**How to complete this task**
Give the records back in full, exactly as they read.

**Data records**
====

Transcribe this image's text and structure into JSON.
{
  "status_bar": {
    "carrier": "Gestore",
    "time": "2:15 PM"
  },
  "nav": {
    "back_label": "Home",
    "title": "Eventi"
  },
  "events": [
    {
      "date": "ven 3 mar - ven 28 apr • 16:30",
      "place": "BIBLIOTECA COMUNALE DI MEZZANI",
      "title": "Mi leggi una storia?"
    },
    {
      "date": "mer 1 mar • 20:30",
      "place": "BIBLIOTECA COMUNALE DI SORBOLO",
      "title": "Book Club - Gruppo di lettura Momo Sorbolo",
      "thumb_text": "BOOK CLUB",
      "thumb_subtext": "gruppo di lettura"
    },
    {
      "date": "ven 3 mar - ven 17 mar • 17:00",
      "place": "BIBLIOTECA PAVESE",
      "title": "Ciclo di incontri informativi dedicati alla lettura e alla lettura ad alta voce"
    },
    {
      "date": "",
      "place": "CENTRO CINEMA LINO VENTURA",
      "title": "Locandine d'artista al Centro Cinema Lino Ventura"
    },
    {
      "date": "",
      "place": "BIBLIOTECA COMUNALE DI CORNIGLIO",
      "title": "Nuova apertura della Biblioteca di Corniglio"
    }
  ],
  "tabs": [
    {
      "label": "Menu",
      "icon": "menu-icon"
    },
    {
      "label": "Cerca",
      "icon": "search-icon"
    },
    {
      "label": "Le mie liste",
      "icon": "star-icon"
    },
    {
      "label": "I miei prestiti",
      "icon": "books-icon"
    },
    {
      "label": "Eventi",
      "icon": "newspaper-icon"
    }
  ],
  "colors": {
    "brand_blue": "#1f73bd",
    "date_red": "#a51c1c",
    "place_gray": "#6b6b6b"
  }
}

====

**Reply to the task**
Transcribe this image's text and structure into JSON.
{
  "status_bar": {
    "carrier": "Gestore",
    "time": "2:15 PM"
  },
  "nav": {
    "back_label": "Home",
    "title": "Eventi"
  },
  "events": [
    {
      "date": "ven 3 mar - ven 28 apr • 16:30",
      "place": "BIBLIOTECA COMUNALE DI MEZZANI",
      "title": "Mi leggi una storia?"
    },
    {
      "date": "mer 1 mar • 20:30",
      "place": "BIBLIOTECA COMUNALE DI SORBOLO",
      "title": "Book Club - Gruppo di lettura Momo Sorbolo",
      "thumb_text": "BOOK CLUB",
      "thumb_subtext": "gruppo di lettura"
    },
    {
      "date": "ven 3 mar - ven 17 mar • 17:00",
      "place": "BIBLIOTECA PAVESE",
      "title": "Ciclo di incontri informativi dedicati alla lettura e alla lettura ad alta voce"
    },
    {
      "date": "",
      "place": "CENTRO CINEMA LINO VENTURA",
      "title": "Locandine d'artista al Centro Cinema Lino Ventura"
    },
    {
      "date": "",
      "place": "BIBLIOTECA COMUNALE DI CORNIGLIO",
      "title": "Nuova apertura della Biblioteca di Corniglio"
    }
  ],
  "tabs": [
    {
      "label": "Menu",
      "icon": "menu-icon"
    },
    {
      "label": "Cerca",
      "icon": "search-icon"
    },
    {
      "label": "Le mie liste",
      "icon": "star-icon"
    },
    {
      "label": "I miei prestiti",
      "icon": "books-icon"
    },
    {
      "label": "Eventi",
      "icon": "newspaper-icon"
    }
  ],
  "colors": {
    "brand_blue": "#1f73bd",
    "date_red": "#a51c1c",
    "place_gray": "#6b6b6b"
  }
}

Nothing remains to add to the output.